Wednesday, April 07, 2004

No Tax Cut For The Rich

Sounds like a left-wing protest, doesn't it? You know, where prags walk around with Palestinian flags and socialist rags.

From econopundit this morning we have a nice graph displaying those supposed tax cuts for the rich

Money Quote:
So far there appears no evidence whatsoever of the "tax cut for the rich" charge. Changing regulations have reduced the burden of each income quintile except that at the very top. From the standpoint of all federal taxes, 2001 represents increased income progressivity as compared with the previous decades.

In fact, from 79-01, the top quintile has increased its mammoth share almost 15% to a whopping 65.3%, while those in the bottom 4 quintiles have enjoyed a nice 20% decline in their burden (numbers are rounded to nearest whole number) to 34.7%. Remember folks, this means that 20% is carrying almost DOUBLE the tax burden of the other 80% of the country.

The next time someone spouts "No Tax Cuts For The Rich", you can respond "Damn Straight!!!! They carry a larger burden than ever before, those poor bastards!!" In fact, if you happen to run into a rich person, don't beg for a loan (they've already indirectly given you one), just say "Thanks for paying your taxes".

Final Note: I haven't seen the most recent numbers on this, but last time I checked (2001), the cutoff for being part of the top 5% was $93,300. Now honestly, if that's the top 5%, where do you think the top 20% income falls?
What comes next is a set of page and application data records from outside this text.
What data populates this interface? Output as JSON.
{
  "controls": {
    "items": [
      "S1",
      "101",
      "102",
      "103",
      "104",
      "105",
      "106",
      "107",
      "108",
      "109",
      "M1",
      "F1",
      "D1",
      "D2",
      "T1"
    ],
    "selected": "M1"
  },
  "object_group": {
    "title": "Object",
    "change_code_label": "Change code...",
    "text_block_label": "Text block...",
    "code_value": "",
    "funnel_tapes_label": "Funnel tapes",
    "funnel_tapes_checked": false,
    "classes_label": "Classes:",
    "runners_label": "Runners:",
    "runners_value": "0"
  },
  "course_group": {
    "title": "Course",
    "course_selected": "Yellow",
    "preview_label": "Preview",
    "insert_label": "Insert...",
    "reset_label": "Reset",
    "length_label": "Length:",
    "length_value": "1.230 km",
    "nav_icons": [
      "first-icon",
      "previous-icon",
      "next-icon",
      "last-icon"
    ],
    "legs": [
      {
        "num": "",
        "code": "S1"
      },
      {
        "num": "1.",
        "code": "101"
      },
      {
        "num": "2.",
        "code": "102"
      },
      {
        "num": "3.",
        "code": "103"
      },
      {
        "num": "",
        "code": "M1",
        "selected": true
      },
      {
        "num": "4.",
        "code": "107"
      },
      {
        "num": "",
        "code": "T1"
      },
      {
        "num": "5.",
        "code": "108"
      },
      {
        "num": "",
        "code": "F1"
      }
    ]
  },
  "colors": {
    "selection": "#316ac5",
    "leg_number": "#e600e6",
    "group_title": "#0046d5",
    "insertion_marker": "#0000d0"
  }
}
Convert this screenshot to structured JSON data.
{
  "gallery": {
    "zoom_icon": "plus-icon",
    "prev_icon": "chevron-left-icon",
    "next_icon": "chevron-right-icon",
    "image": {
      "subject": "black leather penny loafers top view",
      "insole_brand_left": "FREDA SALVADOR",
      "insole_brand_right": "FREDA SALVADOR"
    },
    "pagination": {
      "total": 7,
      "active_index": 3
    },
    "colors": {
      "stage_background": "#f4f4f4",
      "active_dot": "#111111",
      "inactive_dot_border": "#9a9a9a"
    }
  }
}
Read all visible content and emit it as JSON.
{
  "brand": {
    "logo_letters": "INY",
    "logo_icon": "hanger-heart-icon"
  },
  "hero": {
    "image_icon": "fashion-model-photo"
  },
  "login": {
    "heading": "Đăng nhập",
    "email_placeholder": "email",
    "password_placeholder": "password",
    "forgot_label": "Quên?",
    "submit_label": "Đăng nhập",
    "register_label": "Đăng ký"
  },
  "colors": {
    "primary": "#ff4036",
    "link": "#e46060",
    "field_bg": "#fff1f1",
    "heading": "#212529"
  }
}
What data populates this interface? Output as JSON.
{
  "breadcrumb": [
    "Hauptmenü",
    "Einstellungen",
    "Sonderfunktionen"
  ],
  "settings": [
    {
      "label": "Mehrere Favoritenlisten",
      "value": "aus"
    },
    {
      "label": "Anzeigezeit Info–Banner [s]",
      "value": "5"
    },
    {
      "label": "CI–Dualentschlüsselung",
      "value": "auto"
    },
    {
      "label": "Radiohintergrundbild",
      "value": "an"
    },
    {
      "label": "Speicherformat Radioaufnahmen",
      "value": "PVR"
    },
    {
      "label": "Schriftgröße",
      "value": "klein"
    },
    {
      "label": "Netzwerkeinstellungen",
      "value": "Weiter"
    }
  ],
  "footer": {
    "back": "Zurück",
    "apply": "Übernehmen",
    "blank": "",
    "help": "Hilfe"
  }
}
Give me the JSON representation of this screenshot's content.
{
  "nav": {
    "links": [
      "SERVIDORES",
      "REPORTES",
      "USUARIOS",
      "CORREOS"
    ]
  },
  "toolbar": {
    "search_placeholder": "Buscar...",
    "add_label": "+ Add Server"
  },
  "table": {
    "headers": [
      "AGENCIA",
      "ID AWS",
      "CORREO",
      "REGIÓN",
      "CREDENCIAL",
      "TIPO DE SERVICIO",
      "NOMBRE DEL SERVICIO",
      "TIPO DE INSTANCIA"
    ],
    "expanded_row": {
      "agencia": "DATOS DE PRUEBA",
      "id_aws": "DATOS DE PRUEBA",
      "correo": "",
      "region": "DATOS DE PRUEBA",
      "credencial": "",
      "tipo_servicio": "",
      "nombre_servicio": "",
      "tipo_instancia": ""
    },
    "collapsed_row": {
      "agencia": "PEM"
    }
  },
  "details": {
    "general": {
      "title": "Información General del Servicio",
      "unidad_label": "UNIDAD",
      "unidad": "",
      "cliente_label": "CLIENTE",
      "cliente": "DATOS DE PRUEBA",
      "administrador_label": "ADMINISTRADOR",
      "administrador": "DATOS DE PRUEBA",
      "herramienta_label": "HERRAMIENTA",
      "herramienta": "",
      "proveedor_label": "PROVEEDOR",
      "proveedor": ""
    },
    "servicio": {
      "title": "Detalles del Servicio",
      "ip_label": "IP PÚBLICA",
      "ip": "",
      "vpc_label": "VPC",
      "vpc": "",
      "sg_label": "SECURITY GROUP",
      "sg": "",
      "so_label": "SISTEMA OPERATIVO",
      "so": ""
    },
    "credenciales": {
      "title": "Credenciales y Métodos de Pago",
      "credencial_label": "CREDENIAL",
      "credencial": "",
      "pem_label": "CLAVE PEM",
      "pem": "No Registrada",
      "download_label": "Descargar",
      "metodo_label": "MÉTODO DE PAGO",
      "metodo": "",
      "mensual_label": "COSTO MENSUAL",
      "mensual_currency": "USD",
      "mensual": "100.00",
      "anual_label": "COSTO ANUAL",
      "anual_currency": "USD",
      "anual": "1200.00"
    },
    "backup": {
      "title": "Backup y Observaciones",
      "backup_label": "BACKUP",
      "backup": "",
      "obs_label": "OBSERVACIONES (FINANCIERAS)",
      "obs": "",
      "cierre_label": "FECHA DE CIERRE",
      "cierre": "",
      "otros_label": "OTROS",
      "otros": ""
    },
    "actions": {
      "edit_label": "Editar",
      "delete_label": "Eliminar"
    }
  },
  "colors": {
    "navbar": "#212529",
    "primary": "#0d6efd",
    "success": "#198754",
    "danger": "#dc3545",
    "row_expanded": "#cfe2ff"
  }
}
As Bruce Bartlett said back in 2001: "They probably don't realize that when liberals talk about "the rich," they mean them."

UPDATE: i received a reply stating that if percentage of national income has increased for the top quintile, it naturally makes sense that their burden of taxation has gone up, although this doesn't mean effective tax rates have increased for those individuals. when share of income (pre-tax) changes are computed, we see a 15.16% (45.5% to 52.4%) increase for the top quintile, with a 12.66% (54.5% to 47.6%) decrease in the bottom four quintiles. so, the burden HAS kept pace with the relative increase in share of income for the top quintile, while the burden has DECREASED (on the aggregate) for the bottom four quintiles. interesting outcome, but still supports the claim that there have been NO tax breaks for the 'rich' as their burden has matched their increased share of national income, while all others have enjoyed a nice decline in their burden that surpasses their increasing percentage of national income.

have fun with the numbers here if you are so inclined.